Yesterday was the first day of the fall hunting season and the first hunt ever for my OTTB, Freedom on the Wind. I’ve had Freedom now for about 2 1/2 years. He came to me as a foster for CANTER NE. I had empty stall syndrome. I had just sold a “project horse” and hadn’t decided if I was going to buy another. I figured he could live in the stall while I looked for another horse.
I wasn’t very impressed by him when I picked him up. He was small, skinny, anxious and scared of his own shadow. The first night I had him, he rubbed a bloody spot on his neck from weaving with his head over the Dutch door in his stall.
I didn’t really want to keep him until I rode him. The first time I sat on him, I realized that he fit me. He rode bigger than he looked and he just felt right. Under saddle he proved to be brave and game to try most things; I was able to start hacking him out on the trails almost immediately, as long as I kept him to a walk.

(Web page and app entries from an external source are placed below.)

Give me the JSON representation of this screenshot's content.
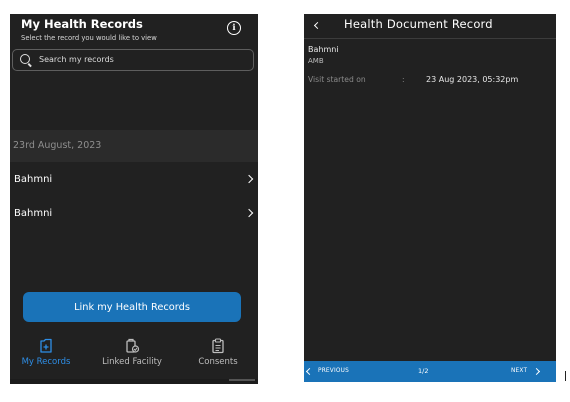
{
  "left": {
    "header": {
      "title": "My Health Records",
      "subtitle": "Select the record you would like to view"
    },
    "search": {
      "placeholder": "Search my records",
      "value": ""
    },
    "date_group": "23rd August, 2023",
    "records": [
      {
        "label": "Bahmni"
      },
      {
        "label": "Bahmni"
      }
    ],
    "link_button": "Link my Health Records",
    "nav": [
      {
        "label": "My Records",
        "icon": "records-icon",
        "active": true
      },
      {
        "label": "Linked Facility",
        "icon": "facility-icon",
        "active": false
      },
      {
        "label": "Consents",
        "icon": "consents-icon",
        "active": false
      }
    ]
  },
  "right": {
    "header": {
      "title": "Health Document Record"
    },
    "provider": {
      "name": "Bahmni",
      "type": "AMB"
    },
    "visit": {
      "label": "Visit started on",
      "separator": ":",
      "value": "23 Aug 2023, 05:32pm"
    },
    "pager": {
      "previous": "PREVIOUS",
      "page": "1/2",
      "next": "NEXT"
    }
  },
  "colors": {
    "background": "#212121",
    "accent": "#1a73b8",
    "active_nav": "#2e8ee6"
  }
}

Perhaps his biggest challenge as a riding horse was what made him successful on the race track: he liked to be first. Out in front, he was happy; put him behind another horse and he threw a veritable temper tantrum. He didn’t buck, rear or bolt, but he would jump up and down in place and fling his head. Over time, he did get better and would actually — gasp — trot behind another horse. Still, ask him to canter and he would get increasingly upset the longer he stayed behind.
So I was really proud of him yesterday. I tried to ensure success by putting several things in place before the hunt. On Monday, I trailered him to a state park to ride with two friends. He proved me a liar by happily walking and trotting on a loose rein. We didn’t canter much, but we did hop over a few fences and he didn’t get anxious at all. On Wednesday I worked on galloping him in a field. I’m still not great at letting him go all out because he gets a bit wiggly, but I was able to bring him back from a hand gallop without causing him to get upset. Thursday we hacked, and on Friday I took him out to trot and canter behind another horse.

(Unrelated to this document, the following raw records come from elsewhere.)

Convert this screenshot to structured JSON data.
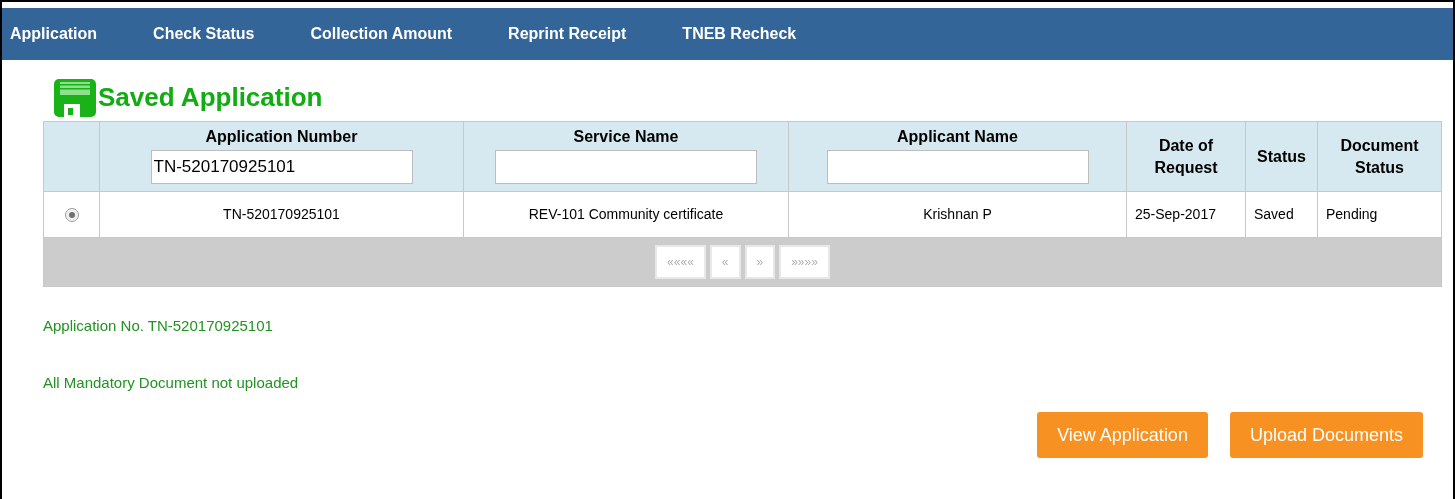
{
  "nav": [
    {
      "label": "Application"
    },
    {
      "label": "Check Status"
    },
    {
      "label": "Collection Amount"
    },
    {
      "label": "Reprint Receipt"
    },
    {
      "label": "TNEB Recheck"
    }
  ],
  "heading": "Saved Application",
  "table": {
    "columns": [
      {
        "label": "Application Number",
        "kind": "filter",
        "filter_value": "TN-520170925101"
      },
      {
        "label": "Service Name",
        "kind": "filter"
      },
      {
        "label": "Applicant Name",
        "kind": "filter"
      },
      {
        "label": "Date of Request",
        "kind": "plain"
      },
      {
        "label": "Status",
        "kind": "plain"
      },
      {
        "label": "Document Status",
        "kind": "plain"
      }
    ],
    "rows": [
      {
        "selected": true,
        "cells": [
          "TN-520170925101",
          "REV-101 Community certificate",
          "Krishnan P",
          "25-Sep-2017",
          "Saved",
          "Pending"
        ]
      }
    ],
    "pager": [
      {
        "label": "««««",
        "disabled": true
      },
      {
        "label": "«",
        "disabled": true
      },
      {
        "label": "»",
        "disabled": true
      },
      {
        "label": "»»»»",
        "disabled": true
      }
    ]
  },
  "messages": [
    "Application No. TN-520170925101",
    "All Mandatory Document not uploaded"
  ],
  "buttons": [
    "View Application",
    "Upload Documents"
  ]
}
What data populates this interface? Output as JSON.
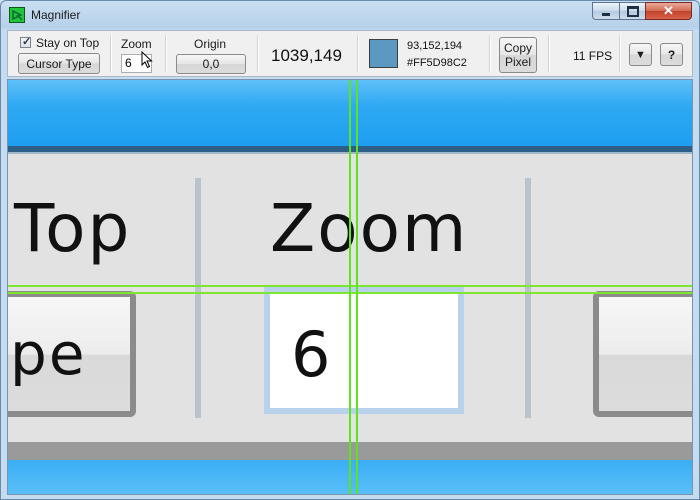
{
  "window": {
    "title": "Magnifier",
    "controls": {
      "close": "✕"
    }
  },
  "toolbar": {
    "stay_on_top": {
      "label": "Stay on Top",
      "checked": true,
      "mark": "✓"
    },
    "cursor_type_label": "Cursor Type",
    "zoom": {
      "label": "Zoom",
      "value": "6"
    },
    "origin": {
      "label": "Origin",
      "value": "0,0"
    },
    "coordinates": "1039,149",
    "color": {
      "rgb": "93,152,194",
      "hex": "#FF5D98C2",
      "swatch": "#5d98c2"
    },
    "copy_pixel_label_line1": "Copy",
    "copy_pixel_label_line2": "Pixel",
    "fps": "11 FPS",
    "dropdown_glyph": "▼",
    "help_label": "?"
  },
  "magnified": {
    "text_top": "Top",
    "text_zoom": "Zoom",
    "text_pe": "pe",
    "text_six": "6"
  },
  "colors": {
    "accent": "#2ea9f3",
    "crosshair": "#7ee62e"
  }
}
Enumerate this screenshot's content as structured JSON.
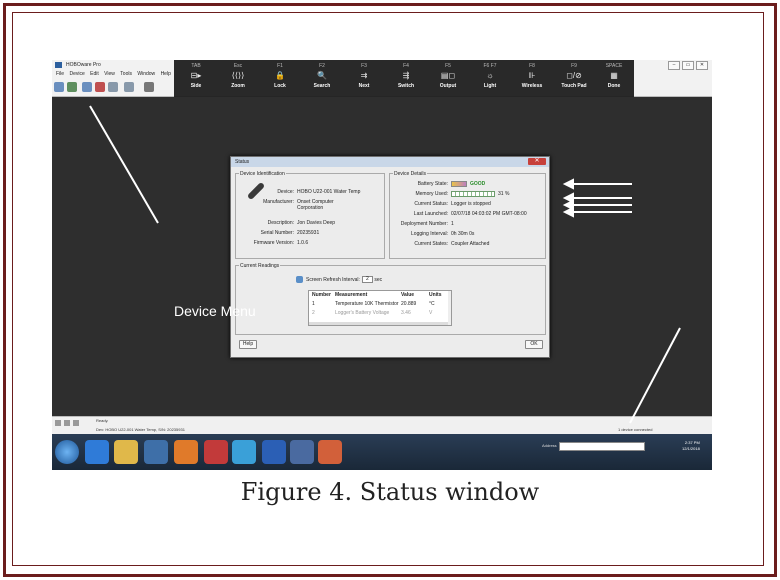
{
  "window": {
    "title": "HOBOware Pro",
    "controls": [
      "–",
      "▭",
      "✕"
    ]
  },
  "menu": [
    "File",
    "Device",
    "Edit",
    "View",
    "Tools",
    "Window",
    "Help"
  ],
  "key_overlay": [
    {
      "key": "TAB",
      "glyph": "⊟▸",
      "label": "Side"
    },
    {
      "key": "Esc",
      "glyph": "⟨⟨⟩⟩",
      "label": "Zoom"
    },
    {
      "key": "F1",
      "glyph": "🔒",
      "label": "Lock"
    },
    {
      "key": "F2",
      "glyph": "🔍",
      "label": "Search"
    },
    {
      "key": "F3",
      "glyph": "⇉",
      "label": "Next"
    },
    {
      "key": "F4",
      "glyph": "⇶",
      "label": "Switch"
    },
    {
      "key": "F5",
      "glyph": "▤◻",
      "label": "Output"
    },
    {
      "key": "F6 F7",
      "glyph": "☼",
      "label": "Light"
    },
    {
      "key": "F8",
      "glyph": "⊪",
      "label": "Wireless"
    },
    {
      "key": "F9",
      "glyph": "◻/⊘",
      "label": "Touch Pad"
    },
    {
      "key": "SPACE",
      "glyph": "▦",
      "label": "Done"
    }
  ],
  "dialog": {
    "title": "Status",
    "close": "✕",
    "identification": {
      "title": "Device Identification",
      "fields": [
        {
          "label": "Device:",
          "value": "HOBO U22-001 Water Temp"
        },
        {
          "label": "Manufacturer:",
          "value": "Onset Computer Corporation"
        },
        {
          "label": "Description:",
          "value": "Jon Davies Deep"
        },
        {
          "label": "Serial Number:",
          "value": "20235931"
        },
        {
          "label": "Firmware Version:",
          "value": "1.0.6"
        }
      ]
    },
    "details": {
      "title": "Device Details",
      "battery_label": "Battery State:",
      "battery_value": "GOOD",
      "memory_label": "Memory Used:",
      "memory_value": "31 %",
      "memory_fraction": 0.31,
      "fields": [
        {
          "label": "Current Status:",
          "value": "Logger is stopped"
        },
        {
          "label": "Last Launched:",
          "value": "02/07/18 04:03:02 PM GMT-08:00"
        },
        {
          "label": "Deployment Number:",
          "value": "1"
        },
        {
          "label": "Logging Interval:",
          "value": "0h 30m 0s"
        },
        {
          "label": "Current States:",
          "value": "Coupler Attached"
        }
      ]
    },
    "readings": {
      "title": "Current Readings",
      "refresh_label": "Screen Refresh Interval:",
      "refresh_value": "2",
      "refresh_unit": "sec",
      "columns": [
        "Number",
        "Measurement",
        "Value",
        "Units"
      ],
      "rows": [
        [
          "1",
          "Temperature 10K Thermistor",
          "20.889",
          "°C"
        ],
        [
          "2",
          "Logger's Battery Voltage",
          "3.46",
          "V"
        ]
      ]
    },
    "help_button": "Help",
    "ok_button": "OK"
  },
  "statusbar": {
    "ready": "Ready.",
    "device_line": "Dev: HOBO U22-001 Water Temp, S/N: 20235931",
    "devices_connected": "1 device connected"
  },
  "taskbar": {
    "address_label": "Address",
    "time": "2:37 PM",
    "date": "12/1/2018"
  },
  "annotation": {
    "label": "Device Menu"
  },
  "caption": "Figure 4. Status window",
  "colors": {
    "frame": "#6b1d1d",
    "workspace": "#2e2e2e",
    "battery_good": "#2a8c2a"
  }
}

Finally, the big day arrived. I hacked to the hunt with a friend, giving him a good 40 minutes to settle under saddle. When we arrived, he looked around but never got upset. He waited patiently for the hunt to begin and trotted off with great composure.

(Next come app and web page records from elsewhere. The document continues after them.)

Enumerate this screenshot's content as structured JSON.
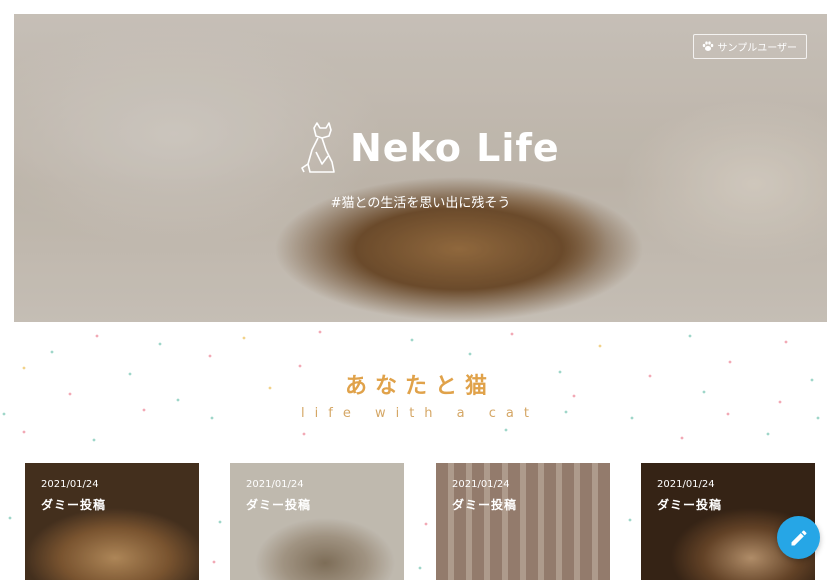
{
  "hero": {
    "brand_name": "Neko Life",
    "tagline": "#猫との生活を思い出に残そう",
    "user_button_label": "サンプルユーザー",
    "user_button_icon": "paw-icon",
    "logo_icon": "cat-logo-icon"
  },
  "section": {
    "title": "あなたと猫",
    "subtitle": "life with a cat",
    "title_color": "#e0a24a"
  },
  "posts": [
    {
      "date": "2021/01/24",
      "title": "ダミー投稿"
    },
    {
      "date": "2021/01/24",
      "title": "ダミー投稿"
    },
    {
      "date": "2021/01/24",
      "title": "ダミー投稿"
    },
    {
      "date": "2021/01/24",
      "title": "ダミー投稿"
    }
  ],
  "fab": {
    "icon": "pencil-icon",
    "color": "#26a6e6"
  }
}
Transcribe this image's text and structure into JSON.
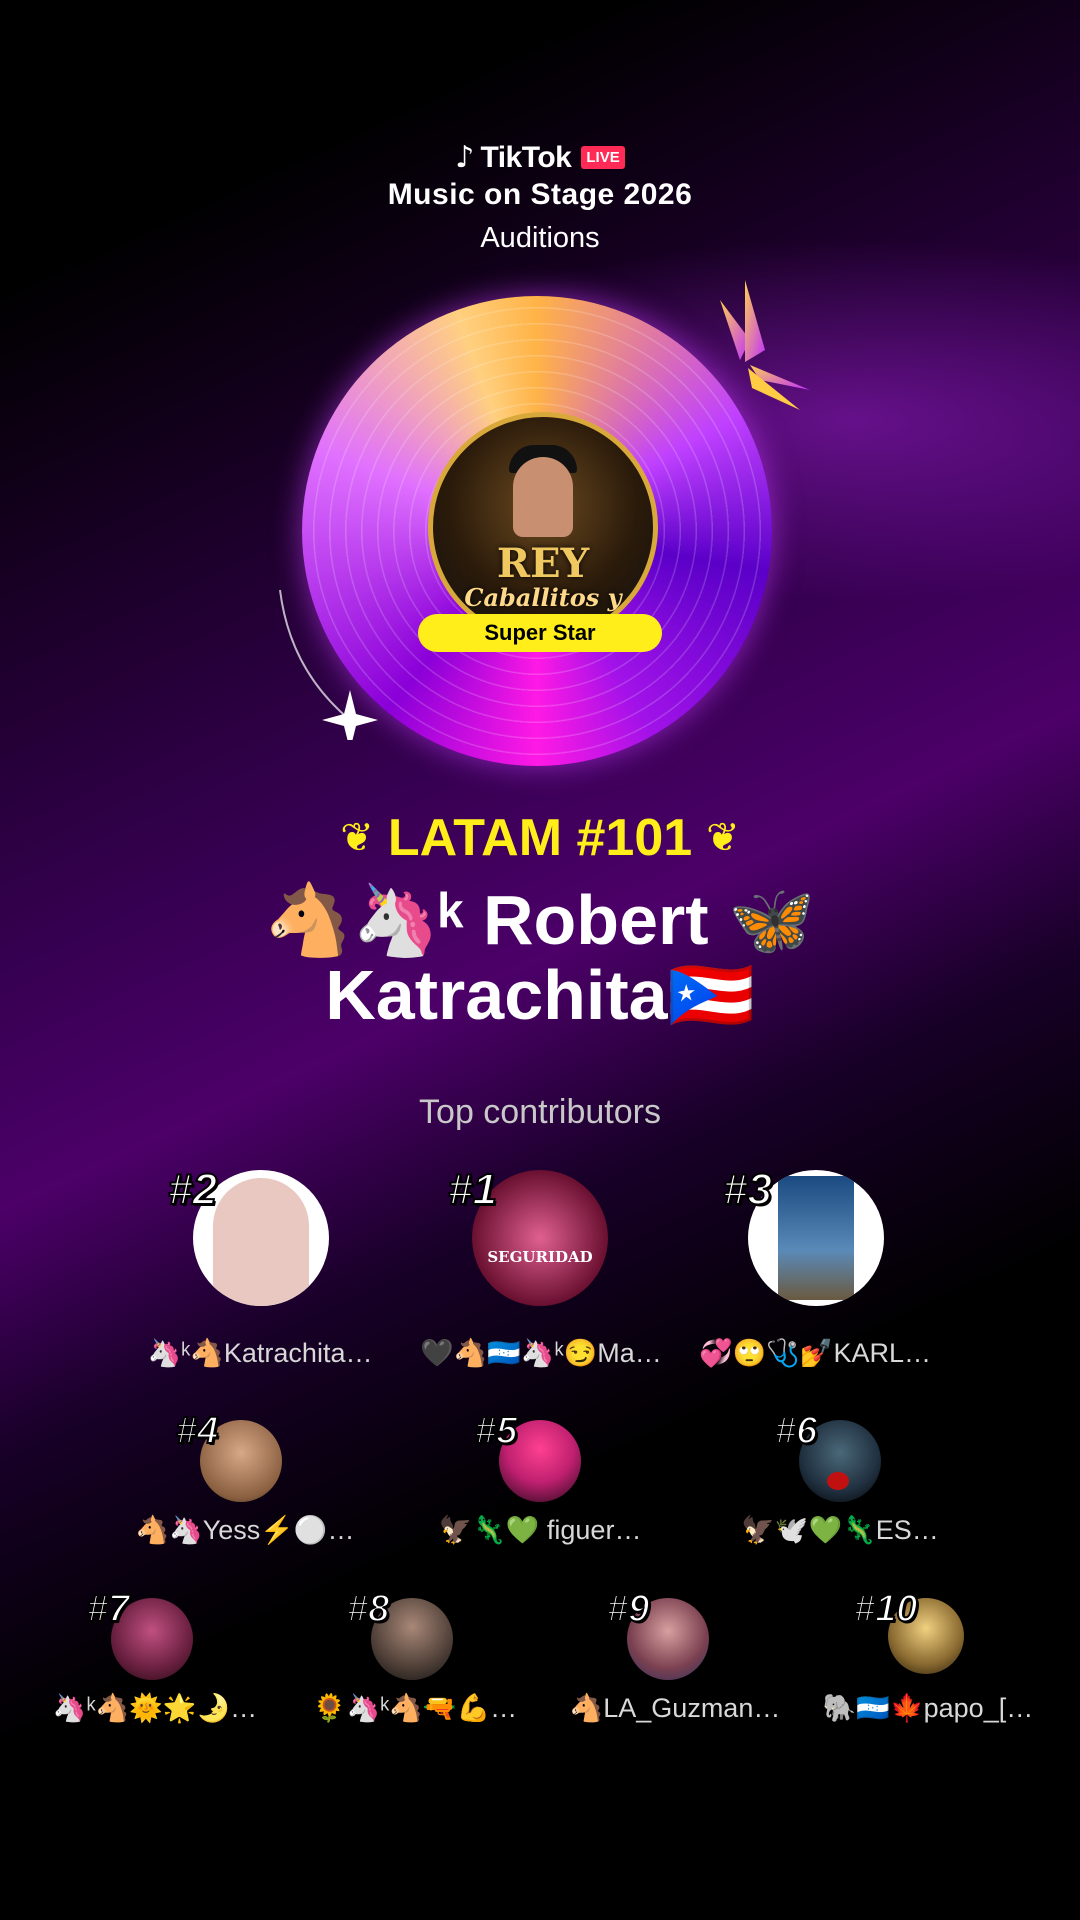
{
  "header": {
    "brand_name": "TikTok",
    "live_badge": "LIVE",
    "event_title": "Music on Stage 2026",
    "event_subtitle": "Auditions"
  },
  "artist_card": {
    "cover_text_main": "REY",
    "cover_text_sub": "Caballitos y Unicornios",
    "tier_badge": "Super Star"
  },
  "ranking": {
    "label": "LATAM #101",
    "name_line1": "🐴🦄ᵏ Robert 🦋",
    "name_line2": "Katrachita🇵🇷"
  },
  "contributors": {
    "title": "Top contributors",
    "top3": [
      {
        "rank": "#2",
        "name": "🦄ᵏ🐴Katrachita…",
        "color": "#e8c8c0"
      },
      {
        "rank": "#1",
        "name": "🖤🐴🇭🇳🦄ᵏ😏Ma…",
        "color": "#b04070"
      },
      {
        "rank": "#3",
        "name": "💞🙄🩺💅KARL…",
        "color": "#5a8ab8"
      }
    ],
    "row2": [
      {
        "rank": "#4",
        "name": "🐴🦄Yess⚡⚪…",
        "color": "#8a6040"
      },
      {
        "rank": "#5",
        "name": "🦅🦎💚 figuer…",
        "color": "#c02070"
      },
      {
        "rank": "#6",
        "name": "🦅🕊️💚🦎ES…",
        "color": "#203040"
      }
    ],
    "row3": [
      {
        "rank": "#7",
        "name": "🦄ᵏ🐴🌞🌟🌛…",
        "color": "#6a2040"
      },
      {
        "rank": "#8",
        "name": "🌻🦄ᵏ🐴🔫💪…",
        "color": "#504038"
      },
      {
        "rank": "#9",
        "name": "🐴LA_Guzman…",
        "color": "#7a4050"
      },
      {
        "rank": "#10",
        "name": "🐘🇭🇳🍁papo_[…",
        "color": "#8a6a30"
      }
    ]
  },
  "colors": {
    "accent_yellow": "#ffee1a",
    "live_red": "#ff2a55",
    "vinyl_purple": "#a012e8"
  }
}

Sure, we had some patience problems when we stopped in the woods to watch the hounds work the scent. But he stayed in place, trotted and cantered without running up on the horse in front of him (my friend graciously rode her horse there so he would have the comfort of a friend), and had no problems with the horse coming up behind. The hunt moved along at a good clip and he didn’t throw a single tantrum about staying in his place.
Unfortunately, the day was cut short. Just before the first check, my friend’s horse threw a shoe. Then going up a hill, Freedom clipped the inside of his front left cannon bone with a rear hoof (I had hoof boots on him and I think one of the buckles scraped him). I didn’t realize what had happened, as he never took a bad step, but the people riding behind us flagged me down immediately. When I looked down, there was blood streaming down his leg and it looked horrible. The woman riding behind me thought he’d caught his tendon!
I jumped off him and started to walk him down the trail to the house of one of the hunt members. It was hard to see exactly what he’d done. The bleeding subsided after a few minutes and finally stopped. He was still walking sound (I wanted to see how he was once the adrenaline wore off), so I remounted and my friend and I walked back to where the trailers were parked, about a 30 minute hack. What a day to ride to the hunt — we still had a 35 minute ride home from there! I thought about calling my husband and asking him to bring the trailer, but he seemed to be fine and the bleeding had stopped.
When I finally got home, I scrubbed the leg and found that it was — thankfully — just a scratch. I still can’t believe that a scrape that small could bleed so profusely. He’s still sound and comfortable. His leg is wrapped and he’s on a course of SMZs. I can’t wait until I can take him out again! He may well be a hunt horse after all.